AEW star and leader of the Dark Order Brodie Lee spoke to TV Insider ahead of tonight’s Double or Nothing pay per view. Highlights from the interview can be found below.
On the positive demeanor of everyone in AEW:
The positivity from everyone was something I wasn’t used to within professional wrestling over the last eight years. It was strange to me, but it also rubs off on you. From watching shows on TV to being in the crowd, I think that positivity and energy almost comes from the people sitting in the stands, the production crew, the people on commentary and people in the ring. We’re in this together to give the industry a special product. I’m very proud to be part of that.
Performing well in tonight’s main event match against Jon Moxley:
I think more for myself because this is what I’ve asked for, and now what I’ve been given. Now it’s up to me to perform at a level that is apropos with that slot on the card,” Lee said. “I think I’m more than capable of doing that. There is nobody left to blame though. If I don’t perform well, I’m the one who has to look at myself in the mirror.
His breaking point in WWE:
I think it’s a blessing and a curse of my brain that I’m never really content or happy. I think after the Bray Wyatt and Randy Orton angle where I was not figured into the WrestleMania 33 main event [in 2017]. I think it came after that. We broke it down. I talked to my wife about it. She looked me in the eye and said, “Look, whatever you decide to do we’re going to be fine.” That’s what gave me the confidence to ultimately make the move. Then after being off the last eight months, everything solidified itself with me. Change of scenery seemed like the best case scenario. Different options arose. AEW became a blessing in disguise for me.
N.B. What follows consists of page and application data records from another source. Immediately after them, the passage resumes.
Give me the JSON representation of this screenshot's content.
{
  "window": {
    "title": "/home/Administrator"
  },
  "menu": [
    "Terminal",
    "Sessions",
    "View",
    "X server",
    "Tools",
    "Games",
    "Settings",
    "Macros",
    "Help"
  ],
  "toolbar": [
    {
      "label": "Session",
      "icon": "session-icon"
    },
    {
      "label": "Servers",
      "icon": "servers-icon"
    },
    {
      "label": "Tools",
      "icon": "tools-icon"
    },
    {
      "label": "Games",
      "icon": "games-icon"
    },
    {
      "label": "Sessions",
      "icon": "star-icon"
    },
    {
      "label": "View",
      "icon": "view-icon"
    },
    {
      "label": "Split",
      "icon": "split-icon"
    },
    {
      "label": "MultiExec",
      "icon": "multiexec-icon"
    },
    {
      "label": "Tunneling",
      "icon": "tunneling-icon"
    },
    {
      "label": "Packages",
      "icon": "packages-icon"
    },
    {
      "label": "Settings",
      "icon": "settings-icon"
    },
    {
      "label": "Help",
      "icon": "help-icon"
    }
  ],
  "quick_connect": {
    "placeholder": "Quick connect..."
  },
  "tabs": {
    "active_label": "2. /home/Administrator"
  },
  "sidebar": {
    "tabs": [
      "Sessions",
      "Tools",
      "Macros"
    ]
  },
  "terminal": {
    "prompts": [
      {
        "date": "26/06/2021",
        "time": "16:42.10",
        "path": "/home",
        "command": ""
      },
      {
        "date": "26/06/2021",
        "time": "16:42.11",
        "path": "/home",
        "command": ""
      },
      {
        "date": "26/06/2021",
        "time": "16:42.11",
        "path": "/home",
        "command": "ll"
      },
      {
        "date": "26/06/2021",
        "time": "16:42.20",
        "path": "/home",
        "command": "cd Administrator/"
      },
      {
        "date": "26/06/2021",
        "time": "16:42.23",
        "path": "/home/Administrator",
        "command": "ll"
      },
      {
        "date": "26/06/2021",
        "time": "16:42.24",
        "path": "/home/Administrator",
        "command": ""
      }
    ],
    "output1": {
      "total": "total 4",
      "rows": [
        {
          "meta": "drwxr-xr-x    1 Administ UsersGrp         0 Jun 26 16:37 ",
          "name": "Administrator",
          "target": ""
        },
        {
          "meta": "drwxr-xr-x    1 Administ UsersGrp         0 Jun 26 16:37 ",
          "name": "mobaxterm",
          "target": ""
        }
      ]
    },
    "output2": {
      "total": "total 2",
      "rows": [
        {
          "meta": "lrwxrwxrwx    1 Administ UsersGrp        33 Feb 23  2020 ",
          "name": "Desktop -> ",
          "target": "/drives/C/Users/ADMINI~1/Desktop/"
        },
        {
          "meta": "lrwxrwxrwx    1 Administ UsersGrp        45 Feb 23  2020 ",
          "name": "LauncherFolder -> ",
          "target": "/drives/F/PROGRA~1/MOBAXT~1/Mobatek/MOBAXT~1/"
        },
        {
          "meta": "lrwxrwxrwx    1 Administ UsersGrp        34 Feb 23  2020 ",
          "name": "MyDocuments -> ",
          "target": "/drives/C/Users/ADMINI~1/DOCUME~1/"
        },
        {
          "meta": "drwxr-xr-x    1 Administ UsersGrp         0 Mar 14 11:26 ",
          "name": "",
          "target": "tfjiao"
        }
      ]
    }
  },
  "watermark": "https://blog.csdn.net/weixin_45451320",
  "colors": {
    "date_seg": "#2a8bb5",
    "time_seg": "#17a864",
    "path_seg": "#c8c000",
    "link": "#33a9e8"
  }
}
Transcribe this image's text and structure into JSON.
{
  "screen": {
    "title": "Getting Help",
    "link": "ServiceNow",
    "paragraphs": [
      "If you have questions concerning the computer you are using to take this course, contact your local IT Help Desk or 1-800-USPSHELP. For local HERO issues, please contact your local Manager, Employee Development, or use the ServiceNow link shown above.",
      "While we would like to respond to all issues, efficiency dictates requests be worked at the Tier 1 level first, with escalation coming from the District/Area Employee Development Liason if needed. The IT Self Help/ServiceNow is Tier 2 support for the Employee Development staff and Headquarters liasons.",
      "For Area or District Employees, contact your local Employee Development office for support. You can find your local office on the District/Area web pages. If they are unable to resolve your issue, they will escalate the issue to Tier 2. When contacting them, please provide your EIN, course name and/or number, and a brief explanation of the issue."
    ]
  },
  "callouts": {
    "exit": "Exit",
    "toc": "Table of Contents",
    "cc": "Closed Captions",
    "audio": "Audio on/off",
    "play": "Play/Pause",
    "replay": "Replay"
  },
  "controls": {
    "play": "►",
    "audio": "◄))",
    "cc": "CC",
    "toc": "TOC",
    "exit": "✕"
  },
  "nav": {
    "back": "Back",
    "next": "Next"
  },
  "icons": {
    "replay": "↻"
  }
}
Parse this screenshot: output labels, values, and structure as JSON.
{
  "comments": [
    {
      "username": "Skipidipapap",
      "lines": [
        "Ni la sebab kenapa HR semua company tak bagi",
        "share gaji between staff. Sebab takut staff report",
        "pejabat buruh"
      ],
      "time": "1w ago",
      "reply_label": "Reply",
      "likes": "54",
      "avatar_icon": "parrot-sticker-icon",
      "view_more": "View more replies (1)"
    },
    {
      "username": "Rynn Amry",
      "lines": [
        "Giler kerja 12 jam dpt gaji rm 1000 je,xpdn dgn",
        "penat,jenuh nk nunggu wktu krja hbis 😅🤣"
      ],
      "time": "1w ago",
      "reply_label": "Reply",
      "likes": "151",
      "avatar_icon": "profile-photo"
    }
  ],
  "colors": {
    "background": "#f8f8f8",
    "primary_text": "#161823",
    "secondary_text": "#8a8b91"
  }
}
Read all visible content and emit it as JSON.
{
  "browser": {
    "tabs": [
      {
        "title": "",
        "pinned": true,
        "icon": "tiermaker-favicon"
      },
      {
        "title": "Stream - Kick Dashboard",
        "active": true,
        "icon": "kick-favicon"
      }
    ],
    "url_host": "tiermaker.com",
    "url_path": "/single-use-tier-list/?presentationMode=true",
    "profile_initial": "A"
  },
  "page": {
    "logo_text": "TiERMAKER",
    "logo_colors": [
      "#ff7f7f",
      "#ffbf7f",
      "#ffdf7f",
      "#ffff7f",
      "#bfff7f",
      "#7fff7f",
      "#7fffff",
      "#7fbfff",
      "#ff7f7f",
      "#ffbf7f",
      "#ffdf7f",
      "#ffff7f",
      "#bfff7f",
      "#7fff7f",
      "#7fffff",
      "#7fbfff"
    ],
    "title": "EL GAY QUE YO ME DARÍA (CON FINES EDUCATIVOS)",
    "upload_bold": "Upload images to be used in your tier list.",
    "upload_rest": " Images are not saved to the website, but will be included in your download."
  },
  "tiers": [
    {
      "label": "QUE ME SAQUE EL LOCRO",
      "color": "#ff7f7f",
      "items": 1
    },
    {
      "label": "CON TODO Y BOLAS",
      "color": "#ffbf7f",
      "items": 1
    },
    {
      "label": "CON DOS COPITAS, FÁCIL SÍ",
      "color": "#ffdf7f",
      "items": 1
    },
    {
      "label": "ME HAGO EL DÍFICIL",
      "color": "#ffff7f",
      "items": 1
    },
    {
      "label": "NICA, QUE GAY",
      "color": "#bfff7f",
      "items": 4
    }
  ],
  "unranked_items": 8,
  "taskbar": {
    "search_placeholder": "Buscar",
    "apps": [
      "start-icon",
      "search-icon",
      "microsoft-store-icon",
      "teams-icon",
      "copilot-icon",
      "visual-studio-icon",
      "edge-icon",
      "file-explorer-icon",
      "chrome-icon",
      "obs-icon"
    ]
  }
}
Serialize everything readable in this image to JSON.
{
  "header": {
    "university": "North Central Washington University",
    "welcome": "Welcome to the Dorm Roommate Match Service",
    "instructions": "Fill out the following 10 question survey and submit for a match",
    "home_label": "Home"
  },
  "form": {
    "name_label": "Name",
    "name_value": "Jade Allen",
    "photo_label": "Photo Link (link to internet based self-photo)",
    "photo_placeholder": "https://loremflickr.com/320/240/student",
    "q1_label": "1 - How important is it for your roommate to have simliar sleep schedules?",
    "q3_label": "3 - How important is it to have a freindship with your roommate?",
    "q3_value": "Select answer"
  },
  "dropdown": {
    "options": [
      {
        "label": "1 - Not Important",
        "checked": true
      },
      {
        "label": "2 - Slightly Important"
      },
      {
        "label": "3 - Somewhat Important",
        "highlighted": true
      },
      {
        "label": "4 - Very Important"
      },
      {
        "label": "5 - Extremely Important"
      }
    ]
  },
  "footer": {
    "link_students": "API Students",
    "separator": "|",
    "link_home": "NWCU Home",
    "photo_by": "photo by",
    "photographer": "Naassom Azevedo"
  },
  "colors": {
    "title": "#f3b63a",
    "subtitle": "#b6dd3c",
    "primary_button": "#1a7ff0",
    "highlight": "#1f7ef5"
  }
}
If he ever thought about not pursuing wrestling anymore:
I think it may have crossed my mind, but I’m of the belief where I was put on this earth to be a professional wrestler, as weird as it might sound to people. I’m almost bred for it. It’s in my brain. I love professional wrestling. I describe it as a beautiful, yet cruel mistress of mine. As much as it takes away, it gives you so many things in life. I think there was slight doubt, but I never had a foot out the door by any imagination.
Reveals he could have delayed his AEW debut:
I was supposed to debut in my hometown of Rochester, New York [March 18]. Then the next week was going to be the Blood and Guts show [March 25]. Two gigantic, insane AEW crowds my first two weeks working for the promotion. It was almost too good to be true. Of course, it didn’t turn out that way. I remember sitting down on March 11 after the NBA games were cancelled and dominoes started tipping.
I was contacted by Tony Khan personally. He said, “Look, if you don’t want to do it in this environment, we totally understand and can hold it off.” I looked at it as I was a caged animal for so long that I needed to get out and be a professional wrestler again. There was really no hesitation in me to move forward with the debut. Matt Hardy debuted the same night, so that night was pretty great but in a surreal situation. Looking back, we’ll never forget it. We’re performing for a television audience, an internet audience and for our peers. It was still very important to me. I can’t wait for it to be normal out there and have a crowd out there.